◆ **WHAT YOU SHOULD DO**: Copy each of the following entries back without change.

(Items from a dataset)
════════════════

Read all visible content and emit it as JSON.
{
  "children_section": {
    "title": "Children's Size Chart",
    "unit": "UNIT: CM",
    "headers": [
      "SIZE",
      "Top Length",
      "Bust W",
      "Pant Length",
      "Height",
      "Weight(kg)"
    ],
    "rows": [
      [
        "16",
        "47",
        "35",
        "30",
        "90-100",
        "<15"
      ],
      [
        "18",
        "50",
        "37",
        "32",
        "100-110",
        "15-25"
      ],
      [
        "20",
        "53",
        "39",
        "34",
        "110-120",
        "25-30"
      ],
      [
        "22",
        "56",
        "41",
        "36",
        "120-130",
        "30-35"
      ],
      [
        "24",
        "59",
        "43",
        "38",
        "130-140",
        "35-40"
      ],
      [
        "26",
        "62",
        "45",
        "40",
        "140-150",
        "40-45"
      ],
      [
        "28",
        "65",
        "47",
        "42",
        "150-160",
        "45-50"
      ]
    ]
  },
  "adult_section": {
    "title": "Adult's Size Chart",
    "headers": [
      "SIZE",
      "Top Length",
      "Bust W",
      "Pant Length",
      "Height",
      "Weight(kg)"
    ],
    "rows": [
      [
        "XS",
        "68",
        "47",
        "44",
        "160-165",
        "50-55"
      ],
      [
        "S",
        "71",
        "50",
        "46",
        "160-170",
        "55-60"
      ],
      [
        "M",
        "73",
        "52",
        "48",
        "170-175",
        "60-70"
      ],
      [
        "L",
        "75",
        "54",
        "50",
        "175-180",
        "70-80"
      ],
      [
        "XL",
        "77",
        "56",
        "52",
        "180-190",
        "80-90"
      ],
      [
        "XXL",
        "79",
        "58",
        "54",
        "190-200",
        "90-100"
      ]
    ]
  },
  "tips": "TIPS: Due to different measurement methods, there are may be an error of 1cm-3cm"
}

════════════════

◆ **ANSWER TO THIS EXERCISE**:
Read all visible content and emit it as JSON.
{
  "children_section": {
    "title": "Children's Size Chart",
    "unit": "UNIT: CM",
    "headers": [
      "SIZE",
      "Top Length",
      "Bust W",
      "Pant Length",
      "Height",
      "Weight(kg)"
    ],
    "rows": [
      [
        "16",
        "47",
        "35",
        "30",
        "90-100",
        "<15"
      ],
      [
        "18",
        "50",
        "37",
        "32",
        "100-110",
        "15-25"
      ],
      [
        "20",
        "53",
        "39",
        "34",
        "110-120",
        "25-30"
      ],
      [
        "22",
        "56",
        "41",
        "36",
        "120-130",
        "30-35"
      ],
      [
        "24",
        "59",
        "43",
        "38",
        "130-140",
        "35-40"
      ],
      [
        "26",
        "62",
        "45",
        "40",
        "140-150",
        "40-45"
      ],
      [
        "28",
        "65",
        "47",
        "42",
        "150-160",
        "45-50"
      ]
    ]
  },
  "adult_section": {
    "title": "Adult's Size Chart",
    "headers": [
      "SIZE",
      "Top Length",
      "Bust W",
      "Pant Length",
      "Height",
      "Weight(kg)"
    ],
    "rows": [
      [
        "XS",
        "68",
        "47",
        "44",
        "160-165",
        "50-55"
      ],
      [
        "S",
        "71",
        "50",
        "46",
        "160-170",
        "55-60"
      ],
      [
        "M",
        "73",
        "52",
        "48",
        "170-175",
        "60-70"
      ],
      [
        "L",
        "75",
        "54",
        "50",
        "175-180",
        "70-80"
      ],
      [
        "XL",
        "77",
        "56",
        "52",
        "180-190",
        "80-90"
      ],
      [
        "XXL",
        "79",
        "58",
        "54",
        "190-200",
        "90-100"
      ]
    ]
  },
  "tips": "TIPS: Due to different measurement methods, there are may be an error of 1cm-3cm"
}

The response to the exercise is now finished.